Dr. Robert W. Nevin is on his way this morning to Williamston, N.C., as a participant in the civil rights demonstration in which, last week, the Rev. Henry L. Bird, rector of the Episcopal parish on Martha’s Vineyard, was arrested and jailed in that southern town. His departure from Boston by automobile, with four others, may have been seen on television by Islanders who have long been his patients, his friends and his admirers.

Dr. Nevin said before he left the Vineyard that this was to be for him a symbolic journey, undertaken as a country doctor, a Vineyarder by birth and tradition, a born and bred Republican and conservative, because he rejects and resents the fact that men, women and children are denied the rights to which as human beings and as Americans they are entitled. He intended his journey to identify him completely with the protest in which Mr. Bird is taking part, and with the cause of civil rights and human rights.

He believed that because of his background of characteristic New England conservatism and a heritage of typical old time prejudices his trip will establish that the civil rights demonstration is not a gesture of extremists and impractical idealists. There can be no doubt that Dr. Nevin’s departure will place the issue in new light and require a broader judgment by the community. A number of letters in support of Mr. Bird have already been received by the Gazette, including a statement signed by most of the senior class of the Regional High School.

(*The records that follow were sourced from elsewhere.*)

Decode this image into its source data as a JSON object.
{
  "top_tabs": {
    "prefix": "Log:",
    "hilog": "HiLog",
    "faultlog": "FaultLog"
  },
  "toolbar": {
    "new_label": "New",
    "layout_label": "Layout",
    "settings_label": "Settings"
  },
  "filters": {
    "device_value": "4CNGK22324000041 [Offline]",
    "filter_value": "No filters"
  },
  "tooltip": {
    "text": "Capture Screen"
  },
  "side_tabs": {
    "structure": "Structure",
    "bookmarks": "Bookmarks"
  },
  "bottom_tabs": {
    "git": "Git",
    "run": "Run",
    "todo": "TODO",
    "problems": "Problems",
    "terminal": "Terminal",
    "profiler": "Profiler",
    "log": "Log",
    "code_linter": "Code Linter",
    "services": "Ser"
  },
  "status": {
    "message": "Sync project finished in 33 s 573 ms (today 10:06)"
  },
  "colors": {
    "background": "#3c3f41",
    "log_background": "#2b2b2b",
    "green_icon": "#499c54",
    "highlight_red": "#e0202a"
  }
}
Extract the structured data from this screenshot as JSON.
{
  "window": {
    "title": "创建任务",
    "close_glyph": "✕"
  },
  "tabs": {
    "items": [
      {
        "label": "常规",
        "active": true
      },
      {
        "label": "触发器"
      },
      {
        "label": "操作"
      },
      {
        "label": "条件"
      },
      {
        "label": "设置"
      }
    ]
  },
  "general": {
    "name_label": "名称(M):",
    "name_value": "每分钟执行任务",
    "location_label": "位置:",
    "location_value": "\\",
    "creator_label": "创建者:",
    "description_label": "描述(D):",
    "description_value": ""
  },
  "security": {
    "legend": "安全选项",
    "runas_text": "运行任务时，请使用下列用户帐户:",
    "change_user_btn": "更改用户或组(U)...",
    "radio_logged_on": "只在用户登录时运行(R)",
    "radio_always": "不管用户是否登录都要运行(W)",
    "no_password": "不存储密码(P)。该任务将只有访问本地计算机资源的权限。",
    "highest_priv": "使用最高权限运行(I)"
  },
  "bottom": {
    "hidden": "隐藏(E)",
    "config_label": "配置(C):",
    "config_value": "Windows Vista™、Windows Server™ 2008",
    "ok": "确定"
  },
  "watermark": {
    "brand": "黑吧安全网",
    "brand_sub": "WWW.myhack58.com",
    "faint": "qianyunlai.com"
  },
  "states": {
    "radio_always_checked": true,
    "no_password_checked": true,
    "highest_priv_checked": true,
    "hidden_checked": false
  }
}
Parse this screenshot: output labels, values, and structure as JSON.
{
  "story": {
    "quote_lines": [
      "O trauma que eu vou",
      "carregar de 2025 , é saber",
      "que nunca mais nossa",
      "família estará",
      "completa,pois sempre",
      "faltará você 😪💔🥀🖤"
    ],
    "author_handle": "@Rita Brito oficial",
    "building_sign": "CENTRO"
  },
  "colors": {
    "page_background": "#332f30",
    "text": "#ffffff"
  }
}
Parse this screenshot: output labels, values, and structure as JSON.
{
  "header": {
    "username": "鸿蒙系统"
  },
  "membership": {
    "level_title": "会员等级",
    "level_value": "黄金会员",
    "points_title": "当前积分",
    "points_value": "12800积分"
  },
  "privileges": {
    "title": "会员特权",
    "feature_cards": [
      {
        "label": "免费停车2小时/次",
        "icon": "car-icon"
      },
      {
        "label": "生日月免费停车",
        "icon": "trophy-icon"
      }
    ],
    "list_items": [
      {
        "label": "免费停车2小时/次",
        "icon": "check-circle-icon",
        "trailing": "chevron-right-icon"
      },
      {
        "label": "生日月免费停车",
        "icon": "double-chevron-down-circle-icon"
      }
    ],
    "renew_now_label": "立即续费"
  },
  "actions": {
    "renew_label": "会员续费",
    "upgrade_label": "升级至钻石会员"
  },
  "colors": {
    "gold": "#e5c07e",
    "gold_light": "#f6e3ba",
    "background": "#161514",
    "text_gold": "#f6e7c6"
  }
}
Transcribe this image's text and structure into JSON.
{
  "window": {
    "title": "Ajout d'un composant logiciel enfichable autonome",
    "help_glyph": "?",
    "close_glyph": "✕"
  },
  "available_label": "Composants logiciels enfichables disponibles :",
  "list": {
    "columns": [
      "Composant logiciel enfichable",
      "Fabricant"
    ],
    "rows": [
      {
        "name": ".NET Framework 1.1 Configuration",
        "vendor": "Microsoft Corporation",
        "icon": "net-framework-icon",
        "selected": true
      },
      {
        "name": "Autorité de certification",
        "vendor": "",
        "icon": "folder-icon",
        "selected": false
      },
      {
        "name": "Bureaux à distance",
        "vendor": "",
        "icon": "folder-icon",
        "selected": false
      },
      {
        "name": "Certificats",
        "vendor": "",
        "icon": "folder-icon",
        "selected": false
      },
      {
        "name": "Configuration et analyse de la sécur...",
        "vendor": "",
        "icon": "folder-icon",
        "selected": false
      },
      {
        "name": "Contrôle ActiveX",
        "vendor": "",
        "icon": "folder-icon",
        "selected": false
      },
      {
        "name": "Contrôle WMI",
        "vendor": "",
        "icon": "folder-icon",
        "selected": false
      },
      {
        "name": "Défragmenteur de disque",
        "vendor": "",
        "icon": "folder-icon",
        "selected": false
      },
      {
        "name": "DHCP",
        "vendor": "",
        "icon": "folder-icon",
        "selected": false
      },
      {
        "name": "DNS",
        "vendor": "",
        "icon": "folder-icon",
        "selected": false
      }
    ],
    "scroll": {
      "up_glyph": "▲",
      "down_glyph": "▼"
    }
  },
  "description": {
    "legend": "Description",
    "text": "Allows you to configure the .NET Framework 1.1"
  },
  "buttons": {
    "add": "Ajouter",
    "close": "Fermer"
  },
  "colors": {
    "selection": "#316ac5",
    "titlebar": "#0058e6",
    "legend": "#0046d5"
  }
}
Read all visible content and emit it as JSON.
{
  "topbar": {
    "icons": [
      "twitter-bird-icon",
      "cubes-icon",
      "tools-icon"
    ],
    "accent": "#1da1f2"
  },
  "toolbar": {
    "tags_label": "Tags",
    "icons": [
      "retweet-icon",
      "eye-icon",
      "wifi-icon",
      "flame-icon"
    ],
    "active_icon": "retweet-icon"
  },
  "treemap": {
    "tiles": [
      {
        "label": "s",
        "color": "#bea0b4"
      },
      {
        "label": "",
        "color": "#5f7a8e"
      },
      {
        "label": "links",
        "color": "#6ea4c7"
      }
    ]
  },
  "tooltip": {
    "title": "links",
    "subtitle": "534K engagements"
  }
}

The Rev. Henry L. Bird was released from jail in Williamston, N.C., on Wednesday, along with others of the group of fifty, northern ministers and local people, who were arrested last week following a non-violent demonstration.

The bond posted for their release had to be supplied by local taxpayers or property owners (any amount of money had been offered and was ready on the Vineyard), and although the necessary amount was nominal, said to be only $125, even that sum couldn’t be supplied by sympathetic people in the town except by liens on their properties.

Mrs. Bird said she expected her husband to be home late Saturday or early Sunday. He will return to Williamston for the hearing on Dec. 2.


When he was ready to begin his trip home, Dr. Nevin went to the station, which is in enemy territory in Williamston. Two white bystanders heard him state his destination and began to talk of what they would do to him — one would take his head and the other would soften up his belly. They approached, ready for the assault, and the first man lunged at him.

This was where it became apparent that Dr. Nevin could not qualify for the passive resistance method that requires the complete control of any will or impulse to retaliate, and even of the natural reflexes involving self defense or counter-action.

Dr. Nevin not only shifted his weight but could not resist tripping his assailant with his foot so that the man struck the wall and floor. He then removed his coat. But the woman ticket-seller interfered in great distress, lest she lose her job. A policeman standing nearby did nothing. Law and order were obviously suspended, but the woman’s interest in keeping her job made the station a sanctuary, and Dr. Nevin stayed in it until the gathering of more outbound passengers gave the protection of numbers. In no great length of time he had a seat on the bus and was leaving Williamston, N.C., the county seat of Martin Co., behind him.